Travel : Thailand
By Kate Robertson
Enjoy it like a local
With a long-standing tourist industry, Thailand is often described as a magical place to visit. It is the number one destination in southeast Asia, and attracts millions of visitors each year. Combined with a population of more than 68 million, the multitude of people may seem daunting, but there are lots of places you can visit to avoid the crowds.
Even in the bustling city of Bangkok, consider visiting lesser-known temples, instead of the Grand Palace or Wat Pho (where the 46 metre long reclining Buddha lies) to stave off throngs of tourists. Take a tuk-tuk (three-wheeled motorcycle taxi) to Wat Ratchabophit or Wat Suthat to see impressive gold-leafed Buddhas, magnificent wall murals, pagodas and sweeping ceramic tiled roofs.

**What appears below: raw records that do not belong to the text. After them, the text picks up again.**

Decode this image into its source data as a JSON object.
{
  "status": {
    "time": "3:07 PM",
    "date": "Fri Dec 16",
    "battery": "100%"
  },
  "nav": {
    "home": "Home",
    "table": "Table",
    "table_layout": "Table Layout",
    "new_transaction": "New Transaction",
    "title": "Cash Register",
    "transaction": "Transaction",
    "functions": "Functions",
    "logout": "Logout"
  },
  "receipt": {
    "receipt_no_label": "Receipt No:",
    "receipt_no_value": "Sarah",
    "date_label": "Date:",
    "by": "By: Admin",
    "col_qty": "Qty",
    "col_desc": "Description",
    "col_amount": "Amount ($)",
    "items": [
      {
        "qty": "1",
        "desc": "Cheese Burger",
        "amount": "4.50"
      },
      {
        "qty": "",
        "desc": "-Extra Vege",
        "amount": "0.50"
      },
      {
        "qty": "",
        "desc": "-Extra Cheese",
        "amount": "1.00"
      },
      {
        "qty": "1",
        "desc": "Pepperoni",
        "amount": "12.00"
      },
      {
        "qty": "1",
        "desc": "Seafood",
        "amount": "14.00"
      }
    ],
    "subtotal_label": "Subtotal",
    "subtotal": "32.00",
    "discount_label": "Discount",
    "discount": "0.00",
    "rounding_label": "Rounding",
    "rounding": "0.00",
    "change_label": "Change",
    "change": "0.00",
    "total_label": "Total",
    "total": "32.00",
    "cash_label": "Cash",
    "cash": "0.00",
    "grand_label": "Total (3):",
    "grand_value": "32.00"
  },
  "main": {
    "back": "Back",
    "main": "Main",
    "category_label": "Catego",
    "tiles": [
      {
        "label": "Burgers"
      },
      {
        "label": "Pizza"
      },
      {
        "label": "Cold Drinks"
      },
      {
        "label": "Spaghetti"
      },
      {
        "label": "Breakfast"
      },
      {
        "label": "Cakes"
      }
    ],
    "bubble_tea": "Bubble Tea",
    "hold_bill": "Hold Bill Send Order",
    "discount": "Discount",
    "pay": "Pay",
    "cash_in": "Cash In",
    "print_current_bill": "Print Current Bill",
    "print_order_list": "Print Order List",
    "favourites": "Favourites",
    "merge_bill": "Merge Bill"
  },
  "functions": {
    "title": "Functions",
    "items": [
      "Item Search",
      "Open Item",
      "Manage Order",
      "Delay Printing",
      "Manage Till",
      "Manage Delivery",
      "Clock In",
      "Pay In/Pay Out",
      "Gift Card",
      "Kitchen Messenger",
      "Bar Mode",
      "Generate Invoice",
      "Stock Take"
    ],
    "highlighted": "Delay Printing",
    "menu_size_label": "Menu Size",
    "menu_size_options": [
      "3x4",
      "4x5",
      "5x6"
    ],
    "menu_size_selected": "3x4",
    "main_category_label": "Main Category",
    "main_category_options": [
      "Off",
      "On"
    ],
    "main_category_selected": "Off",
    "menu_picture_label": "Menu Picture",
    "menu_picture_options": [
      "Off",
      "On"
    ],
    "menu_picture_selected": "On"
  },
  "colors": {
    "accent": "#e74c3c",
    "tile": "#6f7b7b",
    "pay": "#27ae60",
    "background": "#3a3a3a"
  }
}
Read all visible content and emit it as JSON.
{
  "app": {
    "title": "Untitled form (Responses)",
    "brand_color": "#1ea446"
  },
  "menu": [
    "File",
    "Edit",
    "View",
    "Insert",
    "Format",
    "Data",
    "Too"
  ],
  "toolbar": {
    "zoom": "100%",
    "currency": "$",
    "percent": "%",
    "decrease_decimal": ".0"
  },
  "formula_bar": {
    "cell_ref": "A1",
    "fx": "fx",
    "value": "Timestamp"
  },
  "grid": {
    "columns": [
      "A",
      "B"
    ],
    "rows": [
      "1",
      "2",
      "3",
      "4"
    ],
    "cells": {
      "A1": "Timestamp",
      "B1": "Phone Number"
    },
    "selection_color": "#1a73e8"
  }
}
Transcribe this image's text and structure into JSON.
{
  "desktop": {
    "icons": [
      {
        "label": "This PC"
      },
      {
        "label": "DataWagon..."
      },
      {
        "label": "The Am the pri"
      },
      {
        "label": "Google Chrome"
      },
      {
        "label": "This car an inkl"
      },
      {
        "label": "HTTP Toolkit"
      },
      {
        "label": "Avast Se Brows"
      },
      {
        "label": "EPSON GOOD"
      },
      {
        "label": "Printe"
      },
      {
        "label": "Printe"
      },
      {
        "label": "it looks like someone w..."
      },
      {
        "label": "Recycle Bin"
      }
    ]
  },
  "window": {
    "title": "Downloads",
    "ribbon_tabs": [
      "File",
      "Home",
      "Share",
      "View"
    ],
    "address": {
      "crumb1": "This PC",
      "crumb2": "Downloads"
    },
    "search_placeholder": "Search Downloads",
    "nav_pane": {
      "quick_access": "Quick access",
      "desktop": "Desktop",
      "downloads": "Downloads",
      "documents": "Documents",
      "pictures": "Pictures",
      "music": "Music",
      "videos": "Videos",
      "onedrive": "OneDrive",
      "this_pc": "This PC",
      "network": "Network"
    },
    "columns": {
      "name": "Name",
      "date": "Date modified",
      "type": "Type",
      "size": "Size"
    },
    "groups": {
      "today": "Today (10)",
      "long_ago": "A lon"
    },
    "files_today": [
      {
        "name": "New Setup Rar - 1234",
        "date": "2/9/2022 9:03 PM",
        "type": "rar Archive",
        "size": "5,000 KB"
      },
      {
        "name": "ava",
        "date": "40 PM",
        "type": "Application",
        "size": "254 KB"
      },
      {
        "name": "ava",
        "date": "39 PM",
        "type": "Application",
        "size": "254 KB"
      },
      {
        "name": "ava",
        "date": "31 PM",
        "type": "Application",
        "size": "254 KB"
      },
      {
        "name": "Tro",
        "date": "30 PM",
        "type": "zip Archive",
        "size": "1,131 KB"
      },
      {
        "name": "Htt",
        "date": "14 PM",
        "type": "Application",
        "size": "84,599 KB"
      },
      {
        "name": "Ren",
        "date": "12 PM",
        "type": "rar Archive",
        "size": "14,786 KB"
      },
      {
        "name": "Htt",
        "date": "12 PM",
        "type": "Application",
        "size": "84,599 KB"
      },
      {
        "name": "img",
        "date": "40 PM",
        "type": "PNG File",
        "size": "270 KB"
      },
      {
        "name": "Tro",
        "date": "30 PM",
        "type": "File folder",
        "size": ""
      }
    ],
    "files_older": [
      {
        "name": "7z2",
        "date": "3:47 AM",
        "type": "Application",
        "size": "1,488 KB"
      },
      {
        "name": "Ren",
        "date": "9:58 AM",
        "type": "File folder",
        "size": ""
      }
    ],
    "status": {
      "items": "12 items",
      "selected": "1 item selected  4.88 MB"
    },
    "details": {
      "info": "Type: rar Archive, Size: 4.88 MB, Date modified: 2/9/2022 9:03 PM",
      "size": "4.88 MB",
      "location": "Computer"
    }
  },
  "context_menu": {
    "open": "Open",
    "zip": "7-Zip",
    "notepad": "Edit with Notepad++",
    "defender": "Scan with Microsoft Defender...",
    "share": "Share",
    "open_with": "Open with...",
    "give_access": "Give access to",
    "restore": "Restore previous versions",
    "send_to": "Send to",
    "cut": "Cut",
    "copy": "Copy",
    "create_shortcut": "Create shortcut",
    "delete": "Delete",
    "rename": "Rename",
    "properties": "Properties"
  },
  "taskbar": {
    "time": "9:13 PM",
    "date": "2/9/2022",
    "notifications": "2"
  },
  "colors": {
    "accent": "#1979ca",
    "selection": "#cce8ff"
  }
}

At nearby Talad Trok Mo morning market, mingle with the locals and stroll the narrow alleyways where vendors are set up in front of crumbling shops. Here you can browse the fresh produce, meats and fascinating (often unrecognizable) food items. Take the time to watch flower vendors skillfully weave jasmine into beautiful, aromatic Thai garlands, which are worn on the wrist or hung over the rear view mirror in taxis for good luck. This is a good place to try some traditional street food like pad prik khing (a red curry with meat and long beans), or khanom buang (sweet Thai crepes).
Bangkok’s main river, Chao Phraya, connects with a maze of centuries-old canals. Hop aboard one of the local water taxis (traditional long-tailed boats) for a charming cruise down Bangkok Noi Canal, where you will see traditional stilted shacks mingled with beautiful temples, factories and upscale homes. Ask the driver to stop in front of the temple to feed the catfish, where women sell bags of stale bread (the catfish are protected here). If you’re lucky you’ll spot large monitor lizards sunning themselves on shore.
Natural Chiang Mai
Nestled amidst forested mountains, Thailand’s northern capital has a more rural, laid back feel. There are plenty of temples to see, but it’s also a great place to get in touch with Thailand’s natural side. Within a short jaunt from the city, you’ll experience lush green countryside, rainforest eco-reserves and Patara – an ethical elephant farm and rescue facility. At Patara, you will be assigned your own elephant for the day, and taught how to bathe, feed and ride it, as a keeper would.
Bordered by Myanmar and Laos, not only is the climate cooler in Chaing Mai, but the food is less spicy on the tongue than in other parts of Thailand. An example of this is their most popular street food khao soi – a Burmese-influenced, rich noodle soup with seasonings and chunks of meat, topped with crispy noodles.
Thai massage is available everywhere and is very affordable. Indulge in a luxurious treatment at CHI – the spa at Shangri-La Hotel. Your masseuse will lead you down small pathways, over bridges and alongside ponds to your own private hut where you will be pampered, starting off with a salt foot scrub in rose-petal water.
Krabi Island Hopping
With more than 100 islands nearby, the beach resort town of Krabi, located on the Andaman coastline, is the perfect place for island hopping. Here, the vivid turquoise ocean is dotted with dramatic karsts (limestone formations rising out of the water) and blanketed with emerald green foliage. It’s hard to capture a pictorial reference, even in your imagination.
A 10-minute boat ride through the mangroves will take you to Ban Ko Klang island, which is a predominately Muslim fishing community. Local initiatives here include the farming of a special sang yod rice (violet/reddish in colour) and batik-making to help to sustain the local economy. Without cars on the island, you’ll have to rely on a tuk-tuk for a tour of the tiny villages, where you’re likely to see water buffalos and goats grazing in expansive fields along the way. Take note of the song birds that hang in cages outside of each home – the more birds, the higher the family status. Before you leave, make sure you enjoy a fresh fish lunch in the peaceful ambiance of one of the rustic floating restaurants.
Founded in 1350, Ayutthaya was once the capital of Thailand before it was attacked and burned by the Burmese army in 1767. A guided bicycle tour is a great way to visit the many archaeological ruins of Buddhist monasteries and prangs (reliquary towers), which point to how majestic this city once was. After the ride, reward yourself with a bag of sai mai (threads of sweet, colourful cotton candy), which are sold everywhere on the streets.
Although Thailand is smaller in size than the the province of Alberta, there are so many amazing things to see and do, you’ll be planning your return trip before you even arrive home.
Photography, Kate Robertson